According to Christine Lagarde, a digital euro would not be an alternative to the traditional euro, but to private digital currencies.
The governor of the European Central Bank said this during a speech at the joint meeting of French and German parliamentarians.
“In a more digital economy, we also need to ensure the strength and autonomy of European payment systems. The Eurosystem is actively pursuing initiatives to achieve this. We are also exploring the benefits, risks and operational challenges of introducing a digital euro. A digital euro could be a complement to, not a substitute for, cash; it could provide an alternative to private digital currencies and ensure that sovereign money remains at the core of European payment system”.
However, it is possible that “private digital currencies” might not refer to decentralized cryptocurrencies such as Bitcoin, but to stablecoins such as Libra, or Tether, since the digital euro will only be a digital version of the euro, i.e. with an inflationary nature like its predecessor.
In fact, as early as December, the new ECB governor said that there was a clear demand for stablecoins in the financial markets, and in her recent speech, she stressed the fact that only a digital euro could compete with private digital currencies of this kind, allowing the sovereign currency to maintain its leadership as a means of payment.
However, it remains to be seen how a digital euro could compete with stablecoins such as USDT, whose use can be anonymous and completely free, i.e. without any restrictions.

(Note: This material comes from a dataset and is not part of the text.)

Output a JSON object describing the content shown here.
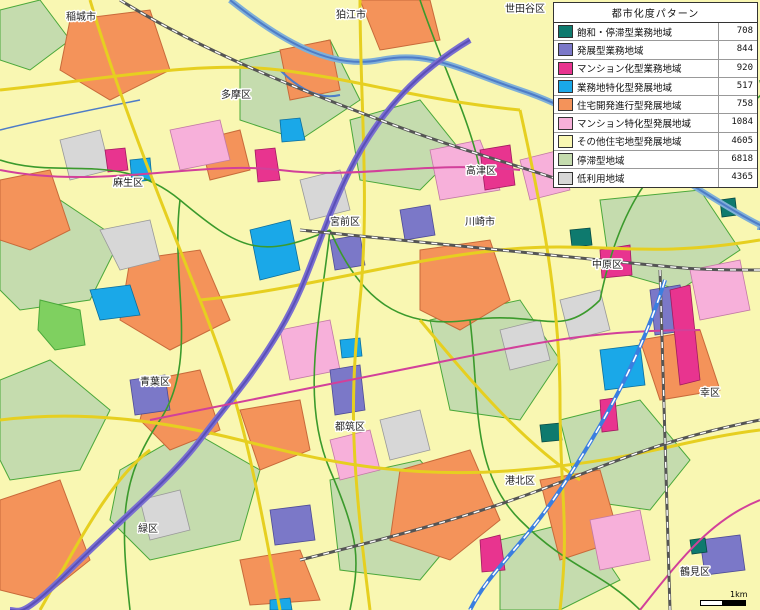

In other words, central bank digital currencies (CBDCs) could be a viable alternative to stablecoins such as Libra, which are not anonymous and subject to all the restrictions of fiat money but are unlikely to challenge cryptocurrencies and tokens based on decentralized blockchains such as Ethereum.
Europe focuses on the digital euro
The fact is that, following the Chinese central bank, also the European central bank, as well as the American one, don’t seem to want to back out of the challenge launched by Libra.
In other words, the three largest central banks in the world are carrying out projects for the development of CBDCs, with the clear intention of not being blown away by private technology giants on the dominance of payments at the local and global level.
In such a scenario, it cannot be ruled out that these same central banks may also begin to compete with each other in an attempt to release their own CBDC to global markets to become leaders in international payments.
In such a scenario, however, it remains to be seen how much of the market will remain available for Libra-type projects, and above all what the role of stablecoin tokens based on decentralized blockchains will be.